**What to do**
Below are the records; collect from them each line containing the string "circle".

---

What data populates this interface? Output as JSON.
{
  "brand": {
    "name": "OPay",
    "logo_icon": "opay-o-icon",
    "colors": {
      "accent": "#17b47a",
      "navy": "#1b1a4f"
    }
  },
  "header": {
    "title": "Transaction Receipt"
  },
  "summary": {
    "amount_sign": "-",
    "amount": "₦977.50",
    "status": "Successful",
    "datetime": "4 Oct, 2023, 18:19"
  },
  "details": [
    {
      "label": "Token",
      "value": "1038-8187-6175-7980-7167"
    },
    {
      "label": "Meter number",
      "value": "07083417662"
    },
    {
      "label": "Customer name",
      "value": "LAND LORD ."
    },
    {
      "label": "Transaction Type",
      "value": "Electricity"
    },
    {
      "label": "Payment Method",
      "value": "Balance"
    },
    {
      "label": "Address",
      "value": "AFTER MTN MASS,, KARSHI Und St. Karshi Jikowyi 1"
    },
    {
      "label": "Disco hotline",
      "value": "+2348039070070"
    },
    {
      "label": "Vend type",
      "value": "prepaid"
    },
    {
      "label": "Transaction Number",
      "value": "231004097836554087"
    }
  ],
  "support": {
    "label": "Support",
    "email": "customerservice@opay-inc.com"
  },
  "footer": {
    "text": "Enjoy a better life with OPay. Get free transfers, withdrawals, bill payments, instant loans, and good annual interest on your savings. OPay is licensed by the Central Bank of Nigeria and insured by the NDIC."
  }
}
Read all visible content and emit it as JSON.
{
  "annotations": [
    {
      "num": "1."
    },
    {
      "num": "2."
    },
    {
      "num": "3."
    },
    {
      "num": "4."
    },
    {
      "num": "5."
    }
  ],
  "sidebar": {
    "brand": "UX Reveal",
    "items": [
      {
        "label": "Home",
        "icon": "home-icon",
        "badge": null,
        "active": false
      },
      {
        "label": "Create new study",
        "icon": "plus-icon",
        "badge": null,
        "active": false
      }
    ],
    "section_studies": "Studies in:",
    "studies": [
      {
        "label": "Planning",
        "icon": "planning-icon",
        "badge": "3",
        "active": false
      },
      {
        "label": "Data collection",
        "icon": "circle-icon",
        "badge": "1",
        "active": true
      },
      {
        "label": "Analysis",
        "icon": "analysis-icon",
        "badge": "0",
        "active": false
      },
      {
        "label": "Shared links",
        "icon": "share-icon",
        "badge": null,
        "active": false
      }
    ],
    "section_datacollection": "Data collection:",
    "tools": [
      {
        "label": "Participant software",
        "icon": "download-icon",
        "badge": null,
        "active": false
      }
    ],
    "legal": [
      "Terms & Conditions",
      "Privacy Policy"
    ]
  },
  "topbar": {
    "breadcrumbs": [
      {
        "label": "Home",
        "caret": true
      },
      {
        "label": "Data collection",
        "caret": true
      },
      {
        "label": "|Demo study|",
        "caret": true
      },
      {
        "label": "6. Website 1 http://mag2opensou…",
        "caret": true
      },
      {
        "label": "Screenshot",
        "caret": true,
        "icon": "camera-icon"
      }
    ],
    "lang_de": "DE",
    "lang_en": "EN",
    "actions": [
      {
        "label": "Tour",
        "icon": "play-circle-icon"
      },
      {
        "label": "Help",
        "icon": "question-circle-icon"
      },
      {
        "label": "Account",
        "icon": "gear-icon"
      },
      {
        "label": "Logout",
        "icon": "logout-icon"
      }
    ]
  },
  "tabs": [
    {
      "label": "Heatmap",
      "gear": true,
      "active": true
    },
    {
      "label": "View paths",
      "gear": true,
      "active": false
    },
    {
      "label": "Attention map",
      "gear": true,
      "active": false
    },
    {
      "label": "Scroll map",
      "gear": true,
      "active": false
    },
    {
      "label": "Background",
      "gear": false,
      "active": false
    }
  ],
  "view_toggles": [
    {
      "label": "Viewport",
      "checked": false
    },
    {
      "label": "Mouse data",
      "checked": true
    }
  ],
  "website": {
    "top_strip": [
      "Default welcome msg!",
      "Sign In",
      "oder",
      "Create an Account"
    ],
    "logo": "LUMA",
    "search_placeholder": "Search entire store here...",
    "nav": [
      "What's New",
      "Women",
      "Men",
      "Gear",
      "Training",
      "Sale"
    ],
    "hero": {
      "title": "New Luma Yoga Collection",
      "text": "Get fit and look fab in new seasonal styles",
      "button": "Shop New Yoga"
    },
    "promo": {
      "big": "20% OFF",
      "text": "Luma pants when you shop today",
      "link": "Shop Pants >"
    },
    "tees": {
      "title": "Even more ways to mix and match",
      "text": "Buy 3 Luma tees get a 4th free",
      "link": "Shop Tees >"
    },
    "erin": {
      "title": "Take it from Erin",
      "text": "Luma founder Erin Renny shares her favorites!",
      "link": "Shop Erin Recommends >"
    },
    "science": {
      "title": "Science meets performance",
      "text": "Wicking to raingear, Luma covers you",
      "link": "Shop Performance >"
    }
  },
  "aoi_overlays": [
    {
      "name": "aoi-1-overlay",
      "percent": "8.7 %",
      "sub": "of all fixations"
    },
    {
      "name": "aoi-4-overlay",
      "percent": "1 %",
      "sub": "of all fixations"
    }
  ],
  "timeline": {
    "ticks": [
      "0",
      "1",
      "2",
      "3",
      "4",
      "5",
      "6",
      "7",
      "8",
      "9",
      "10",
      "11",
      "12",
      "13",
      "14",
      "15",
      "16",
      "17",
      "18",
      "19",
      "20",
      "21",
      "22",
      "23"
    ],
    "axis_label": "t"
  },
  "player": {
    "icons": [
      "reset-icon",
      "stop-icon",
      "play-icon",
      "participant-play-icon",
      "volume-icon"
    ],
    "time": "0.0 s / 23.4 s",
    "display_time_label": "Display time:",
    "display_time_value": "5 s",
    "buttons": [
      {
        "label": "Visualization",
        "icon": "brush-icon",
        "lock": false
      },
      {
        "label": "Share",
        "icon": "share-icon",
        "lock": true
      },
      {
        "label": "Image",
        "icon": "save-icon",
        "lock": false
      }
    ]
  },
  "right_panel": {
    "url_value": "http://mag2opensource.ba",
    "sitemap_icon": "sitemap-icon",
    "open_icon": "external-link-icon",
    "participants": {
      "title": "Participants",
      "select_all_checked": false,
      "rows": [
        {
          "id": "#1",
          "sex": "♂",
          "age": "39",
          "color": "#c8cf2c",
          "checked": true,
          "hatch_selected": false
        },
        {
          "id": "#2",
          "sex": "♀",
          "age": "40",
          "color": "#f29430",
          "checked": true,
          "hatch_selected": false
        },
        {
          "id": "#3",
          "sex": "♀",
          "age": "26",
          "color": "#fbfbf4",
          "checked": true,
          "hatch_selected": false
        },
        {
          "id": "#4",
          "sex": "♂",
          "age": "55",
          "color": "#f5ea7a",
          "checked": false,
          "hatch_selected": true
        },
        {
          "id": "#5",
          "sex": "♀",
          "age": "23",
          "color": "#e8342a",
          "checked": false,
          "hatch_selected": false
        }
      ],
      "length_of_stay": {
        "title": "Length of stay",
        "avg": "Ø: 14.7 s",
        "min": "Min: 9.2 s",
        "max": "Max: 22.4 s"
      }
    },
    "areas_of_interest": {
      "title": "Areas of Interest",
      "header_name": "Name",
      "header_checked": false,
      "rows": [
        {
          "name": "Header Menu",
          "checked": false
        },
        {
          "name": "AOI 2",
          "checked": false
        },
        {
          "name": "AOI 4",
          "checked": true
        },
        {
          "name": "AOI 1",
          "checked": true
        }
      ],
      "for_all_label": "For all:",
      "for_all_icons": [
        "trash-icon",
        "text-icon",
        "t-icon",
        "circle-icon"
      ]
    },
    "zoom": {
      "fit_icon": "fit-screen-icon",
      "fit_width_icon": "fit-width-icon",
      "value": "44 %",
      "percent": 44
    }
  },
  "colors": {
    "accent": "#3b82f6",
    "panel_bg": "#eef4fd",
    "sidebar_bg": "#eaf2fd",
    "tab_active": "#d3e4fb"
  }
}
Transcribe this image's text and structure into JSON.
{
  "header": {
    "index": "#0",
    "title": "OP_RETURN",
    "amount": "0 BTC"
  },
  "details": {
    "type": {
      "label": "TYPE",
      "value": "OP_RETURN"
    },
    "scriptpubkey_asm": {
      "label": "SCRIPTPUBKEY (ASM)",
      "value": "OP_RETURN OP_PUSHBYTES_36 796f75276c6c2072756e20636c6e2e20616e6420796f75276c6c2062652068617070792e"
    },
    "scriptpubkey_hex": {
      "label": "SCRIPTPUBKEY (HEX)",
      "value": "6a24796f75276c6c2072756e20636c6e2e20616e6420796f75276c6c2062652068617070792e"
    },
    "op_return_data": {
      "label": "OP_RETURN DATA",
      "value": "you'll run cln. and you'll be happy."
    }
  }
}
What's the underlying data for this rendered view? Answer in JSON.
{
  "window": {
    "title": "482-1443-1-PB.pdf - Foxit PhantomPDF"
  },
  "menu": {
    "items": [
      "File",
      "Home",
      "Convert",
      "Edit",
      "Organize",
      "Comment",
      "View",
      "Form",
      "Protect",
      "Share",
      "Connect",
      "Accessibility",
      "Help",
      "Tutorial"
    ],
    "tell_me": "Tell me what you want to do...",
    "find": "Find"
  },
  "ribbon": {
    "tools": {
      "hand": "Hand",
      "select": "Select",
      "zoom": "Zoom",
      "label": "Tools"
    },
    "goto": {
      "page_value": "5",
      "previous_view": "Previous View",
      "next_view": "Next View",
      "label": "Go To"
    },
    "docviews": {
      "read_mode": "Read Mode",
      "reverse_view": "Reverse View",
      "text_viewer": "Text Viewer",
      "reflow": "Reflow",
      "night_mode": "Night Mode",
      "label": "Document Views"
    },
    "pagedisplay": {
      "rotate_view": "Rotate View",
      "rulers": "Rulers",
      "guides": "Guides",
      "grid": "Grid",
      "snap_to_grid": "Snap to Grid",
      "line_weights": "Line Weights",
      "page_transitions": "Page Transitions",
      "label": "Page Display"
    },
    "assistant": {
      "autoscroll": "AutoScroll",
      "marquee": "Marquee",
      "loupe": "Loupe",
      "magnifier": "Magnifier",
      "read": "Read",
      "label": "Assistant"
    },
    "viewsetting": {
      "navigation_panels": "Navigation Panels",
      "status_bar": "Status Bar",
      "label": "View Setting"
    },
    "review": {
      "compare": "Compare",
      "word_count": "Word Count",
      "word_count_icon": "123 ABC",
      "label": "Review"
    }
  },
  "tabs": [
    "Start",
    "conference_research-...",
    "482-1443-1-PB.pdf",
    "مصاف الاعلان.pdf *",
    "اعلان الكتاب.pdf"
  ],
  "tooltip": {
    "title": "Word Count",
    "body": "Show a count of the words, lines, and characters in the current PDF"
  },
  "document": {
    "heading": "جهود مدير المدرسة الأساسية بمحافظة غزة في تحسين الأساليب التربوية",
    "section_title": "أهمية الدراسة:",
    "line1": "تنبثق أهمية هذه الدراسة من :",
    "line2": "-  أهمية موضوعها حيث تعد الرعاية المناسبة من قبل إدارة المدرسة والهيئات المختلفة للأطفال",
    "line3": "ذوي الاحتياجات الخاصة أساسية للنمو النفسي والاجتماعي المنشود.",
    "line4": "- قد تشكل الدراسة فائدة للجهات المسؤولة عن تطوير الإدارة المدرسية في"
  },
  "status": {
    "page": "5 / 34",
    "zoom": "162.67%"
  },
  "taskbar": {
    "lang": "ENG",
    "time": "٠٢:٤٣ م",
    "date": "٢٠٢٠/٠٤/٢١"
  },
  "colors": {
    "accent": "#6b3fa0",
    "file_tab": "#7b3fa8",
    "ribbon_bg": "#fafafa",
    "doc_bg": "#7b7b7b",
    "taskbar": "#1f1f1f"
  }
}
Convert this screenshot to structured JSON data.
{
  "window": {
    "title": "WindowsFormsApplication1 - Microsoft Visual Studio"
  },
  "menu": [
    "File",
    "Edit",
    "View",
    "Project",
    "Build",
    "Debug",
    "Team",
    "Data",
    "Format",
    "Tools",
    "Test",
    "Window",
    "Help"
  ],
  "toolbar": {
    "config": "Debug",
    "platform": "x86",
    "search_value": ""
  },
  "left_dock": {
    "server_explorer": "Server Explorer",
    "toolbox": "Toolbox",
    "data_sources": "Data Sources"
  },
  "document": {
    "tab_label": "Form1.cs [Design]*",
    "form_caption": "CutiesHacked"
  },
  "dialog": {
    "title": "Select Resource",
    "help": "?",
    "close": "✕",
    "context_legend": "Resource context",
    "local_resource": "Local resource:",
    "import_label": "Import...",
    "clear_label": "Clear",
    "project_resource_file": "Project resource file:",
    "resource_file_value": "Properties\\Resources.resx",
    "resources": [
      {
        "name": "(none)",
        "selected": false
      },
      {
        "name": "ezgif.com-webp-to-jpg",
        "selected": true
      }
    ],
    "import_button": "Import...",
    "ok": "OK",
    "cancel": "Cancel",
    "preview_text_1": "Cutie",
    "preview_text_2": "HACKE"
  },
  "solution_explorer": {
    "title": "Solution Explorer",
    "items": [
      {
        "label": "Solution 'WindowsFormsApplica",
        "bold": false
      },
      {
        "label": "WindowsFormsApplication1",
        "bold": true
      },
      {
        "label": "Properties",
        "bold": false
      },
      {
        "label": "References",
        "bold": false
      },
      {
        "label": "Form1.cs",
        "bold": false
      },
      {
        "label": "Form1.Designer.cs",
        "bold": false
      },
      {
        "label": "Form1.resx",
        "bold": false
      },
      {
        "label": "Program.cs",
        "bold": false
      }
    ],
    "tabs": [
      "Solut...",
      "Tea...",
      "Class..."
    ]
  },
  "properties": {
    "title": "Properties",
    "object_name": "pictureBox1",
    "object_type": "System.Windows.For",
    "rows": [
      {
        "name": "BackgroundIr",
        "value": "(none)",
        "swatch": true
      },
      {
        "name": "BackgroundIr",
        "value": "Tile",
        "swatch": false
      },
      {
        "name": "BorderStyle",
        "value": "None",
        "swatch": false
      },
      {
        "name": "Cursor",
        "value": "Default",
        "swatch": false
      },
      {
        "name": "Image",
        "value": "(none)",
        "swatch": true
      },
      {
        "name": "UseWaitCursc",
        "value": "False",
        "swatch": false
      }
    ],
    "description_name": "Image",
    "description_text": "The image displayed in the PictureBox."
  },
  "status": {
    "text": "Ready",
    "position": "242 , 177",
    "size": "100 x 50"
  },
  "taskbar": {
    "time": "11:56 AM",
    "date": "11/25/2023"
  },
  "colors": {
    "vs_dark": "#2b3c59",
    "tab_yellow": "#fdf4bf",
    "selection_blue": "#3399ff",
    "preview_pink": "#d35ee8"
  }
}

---

**Completed task**
        "icon": "circle-icon",
        "icon": "play-circle-icon"
        "icon": "question-circle-icon"
        "circle-icon"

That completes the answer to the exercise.